The challenge with ADHD is that easy access to the “attentional” network is inconsistent. The result being a bias towards “emotional” network processing and reactive responses often related to our more negative past experiences. Without the easy access to the “attentional” mediator, the power of words hit our most sensitive memories and trigger painful and reactive responses. Worse still, these emotional experiences can be very difficult to move on from, colouring the way in which we see the world and those around us.
The opportunity is to consider languages role in regulating our emotions and how profoundly they can influenced the focus of attention. Lisa Feldman Barrett describes in her book “How Emotions Are Made”, this relationship between an emotional experience (or motivational experience), trigger/s, and the energy. To extend this model to incorporate executive function, it is interesting to propose the application of Barrett’s “energy” to effective executive function.
This then would read as:
> a trigger
> stimulating emotional referencing (fast, imprecise, protective response) which with the right executive function resourcing would then
> create inhibition of reaction,
> redirection to attention,
> processing of detail, and
> recreation of perception and a new “emotional” context or story
> resulting in a different response.
So enters self directed talk. Pre-learned language strategies that create a reality supportive to allowing this cascade of reason to happen. People with ADHD often present has having few or poorly formed self directed talk but have the potential to develop it as adults. Simple directions such as “take a deep breathe”, “ she means well”, “I need to take a moment” or even “toilet break!” can create enough of a pause in processing to allow easier inhibition of emotional reaction and facilitate the cascade of reason.
A language strategy that I use with clients involves the acronym SOLVE. When ruminating and stuck in the emotional mental loop, we engage the SOLVE:
- S – STOP! Take a breath, change your position (move!)
- O L – Objectively List – state what you positively know – no assumptions or presumptions!
- V – Verbalise – turn it into words. By keeping it in your head you lose much of the impact of language. Say it out loud. What you know and what next.
- E – Exit the loop – move on to another activity or positive action.

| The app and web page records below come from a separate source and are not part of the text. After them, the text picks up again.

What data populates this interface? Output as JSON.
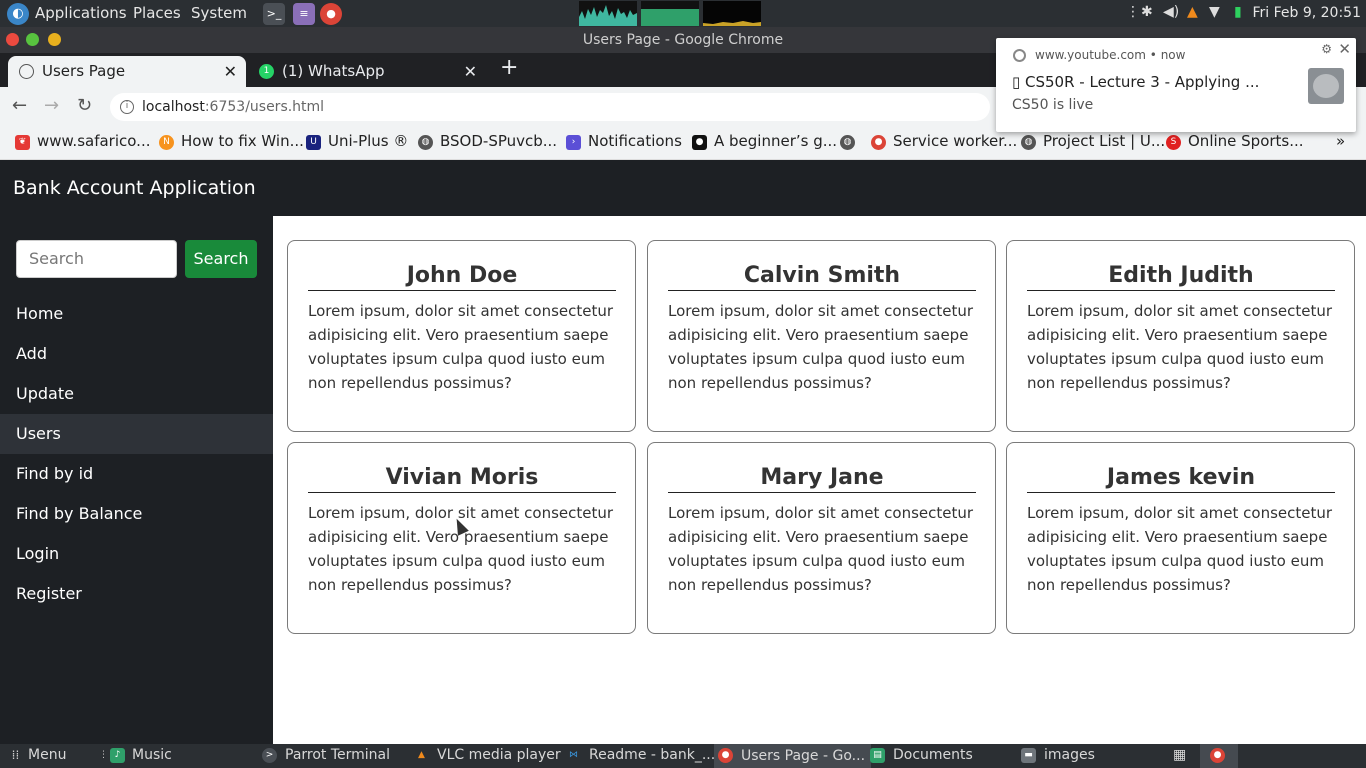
{
  "system_bar": {
    "menus": [
      "Applications",
      "Places",
      "System"
    ],
    "clock": "Fri Feb 9, 20:51"
  },
  "window": {
    "title": "Users Page - Google Chrome"
  },
  "tabs": [
    {
      "label": "Users Page",
      "active": true
    },
    {
      "label": "(1) WhatsApp",
      "active": false
    }
  ],
  "address": {
    "host": "localhost",
    "path": ":6753/users.html"
  },
  "bookmarks": [
    "www.safarico...",
    "How to fix Win...",
    "Uni-Plus ®",
    "BSOD-SPuvcb...",
    "Notifications",
    "A beginner’s g...",
    "",
    "Service worker...",
    "Project List | U...",
    "Online Sports..."
  ],
  "notification": {
    "source": "www.youtube.com",
    "time": "now",
    "title": "▯ CS50R - Lecture 3 - Applying ...",
    "body": "CS50 is live"
  },
  "app": {
    "title": "Bank Account Application",
    "search_placeholder": "Search",
    "search_button": "Search",
    "nav": [
      "Home",
      "Add",
      "Update",
      "Users",
      "Find by id",
      "Find by Balance",
      "Login",
      "Register"
    ],
    "active_nav": "Users"
  },
  "users": [
    {
      "name": "John Doe",
      "desc": "Lorem ipsum, dolor sit amet consectetur adipisicing elit. Vero praesentium saepe voluptates ipsum culpa quod iusto eum non repellendus possimus?"
    },
    {
      "name": "Calvin Smith",
      "desc": "Lorem ipsum, dolor sit amet consectetur adipisicing elit. Vero praesentium saepe voluptates ipsum culpa quod iusto eum non repellendus possimus?"
    },
    {
      "name": "Edith Judith",
      "desc": "Lorem ipsum, dolor sit amet consectetur adipisicing elit. Vero praesentium saepe voluptates ipsum culpa quod iusto eum non repellendus possimus?"
    },
    {
      "name": "Vivian Moris",
      "desc": "Lorem ipsum, dolor sit amet consectetur adipisicing elit. Vero praesentium saepe voluptates ipsum culpa quod iusto eum non repellendus possimus?"
    },
    {
      "name": "Mary Jane",
      "desc": "Lorem ipsum, dolor sit amet consectetur adipisicing elit. Vero praesentium saepe voluptates ipsum culpa quod iusto eum non repellendus possimus?"
    },
    {
      "name": "James kevin",
      "desc": "Lorem ipsum, dolor sit amet consectetur adipisicing elit. Vero praesentium saepe voluptates ipsum culpa quod iusto eum non repellendus possimus?"
    }
  ],
  "taskbar": [
    "Menu",
    "Music",
    "Parrot Terminal",
    "VLC media player",
    "Readme - bank_...",
    "Users Page - Go...",
    "Documents",
    "images"
  ]
}
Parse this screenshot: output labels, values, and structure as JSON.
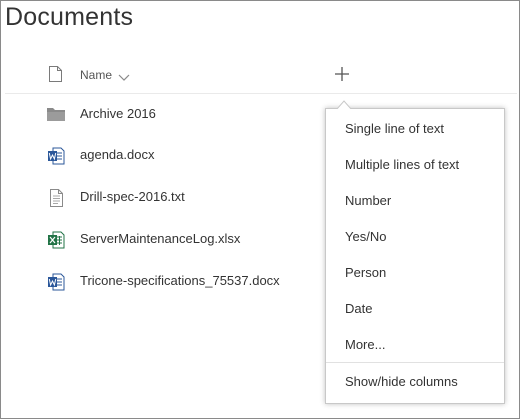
{
  "page": {
    "title": "Documents"
  },
  "header": {
    "name_label": "Name",
    "add_column_icon": "plus-icon"
  },
  "files": [
    {
      "icon": "folder-icon",
      "name": "Archive 2016"
    },
    {
      "icon": "word-icon",
      "name": "agenda.docx"
    },
    {
      "icon": "text-file-icon",
      "name": "Drill-spec-2016.txt"
    },
    {
      "icon": "excel-icon",
      "name": "ServerMaintenanceLog.xlsx"
    },
    {
      "icon": "word-icon",
      "name": "Tricone-specifications_75537.docx"
    }
  ],
  "menu": {
    "items": [
      "Single line of text",
      "Multiple lines of text",
      "Number",
      "Yes/No",
      "Person",
      "Date",
      "More..."
    ],
    "footer": "Show/hide columns"
  },
  "colors": {
    "word": "#2b579a",
    "excel": "#217346",
    "folder": "#8a8a8a",
    "text": "#333333"
  }
}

This simple language strategy helps break emotional thinking and introduces the attentional thinking and in turn the changes the experience. So to quote many a mother, “ Use your words!”